Friday, November 24, 2017

Intersecting Circles 1 & 2

I will probably write many blogs that will be called intersecting circles. Isn't that the way life is? We don't just sit at our desk and do our work, baste chicken and cut up potatoes, or attend dance class and twirl with abandon.
Working at our desk, we answer the phone to find that our friend lost her keys and needs a lift. With the chicken in our hands, we look down to see the worrying kid with homework trouble. As we pirouette across the dance floor, we get an emergency call from the babysitter.
Different circles of our lives intersect with other circles - work, home, culture, fun.
So, today while writing one show, rehearsals are underway for another. In my world, they're even often at the same location.
This morning, after a Rhythm and Romp dance rehearsal for DAMES of the DANCE 10 - LEGACY, I was back to work on rewrites of my new musical production "HIDDEN - The Secret Jews of Spain" with my co-author Avital Macales. We reviewed dialogue and hummed each tune as it popped up in the script, but the strains of Indian music kept mixing in with our Spanish songs. Interesting blend, but not exactly right for either production.

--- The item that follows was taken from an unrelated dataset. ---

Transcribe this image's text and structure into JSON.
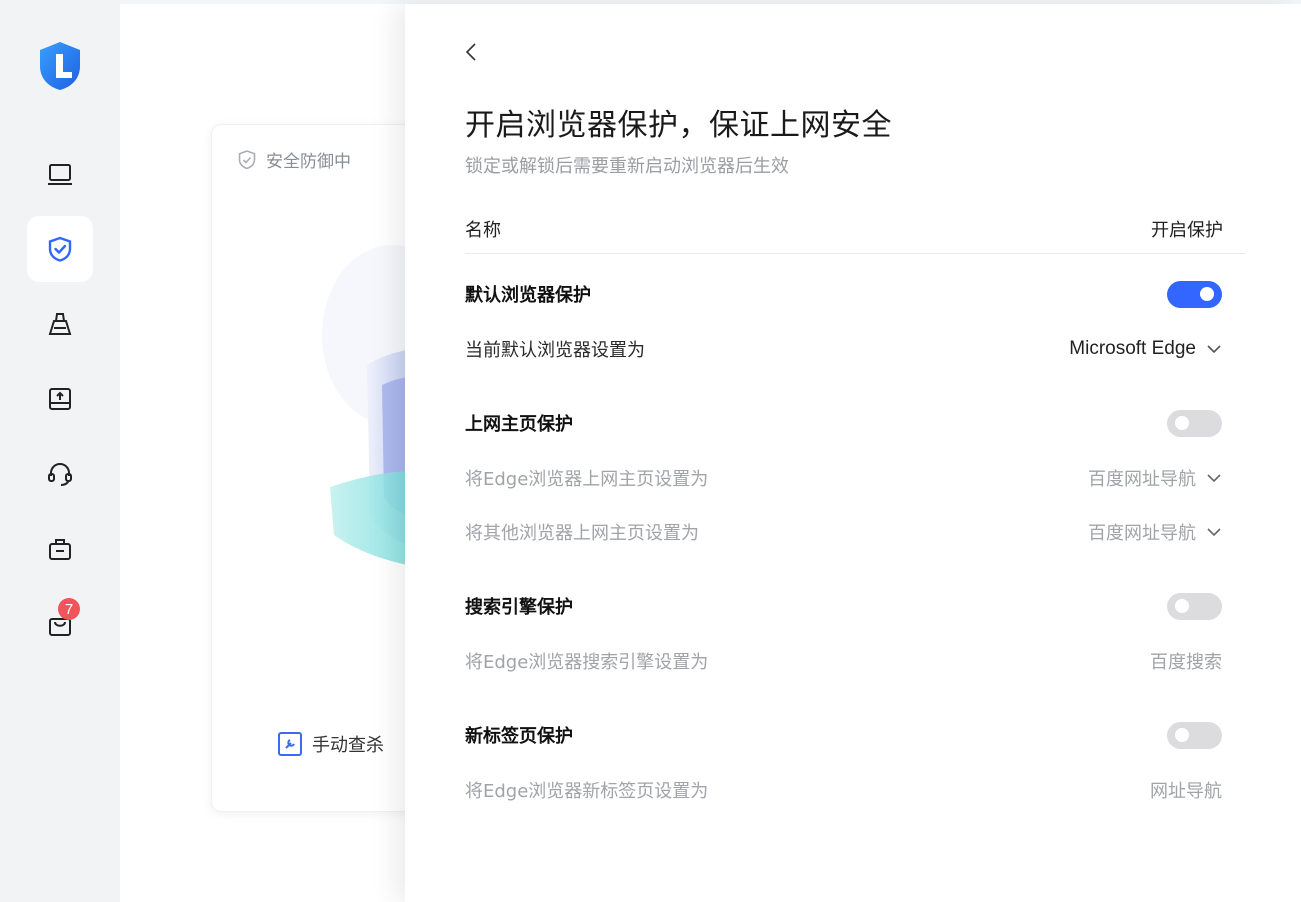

The toasty-warm kitchen smelled like Ashkenazi Shabbat as Avital and I traveled back in time to seventeenth-century Madrid to further explore our hero's dilemma. The living room was freezing, but Bollywood co-choreographers Bati Katz and Shifra A-C Penkower were sweating as they seemed to be in an intense workout of the upbeat high-energy jumping and bouncing that characterize Bollywood dance.
This is the first year that Bollywood will be part of DAMES, but this year's theme of Legacy makes the style perfect for our show. A legacy of the Jewish people and a dream have been to welcome our brethren from the four corners of the earth. Many Indian Jews, Bnei Menashe, have made their way to nearby Kiryat Arba with the help of the Shavei Israel organization. We also hope they'll make their way to our stage.
So, our circles collided and filled the house with creativity.


A perfect morning.

When the Heart Says 'Yes', and the Body Says 'No'

Our Steps Ahead Tap Troupe on Stage in "Dames of the Dance 10 - Legacy" My friend Fayge and I have a nightmare. We talk about...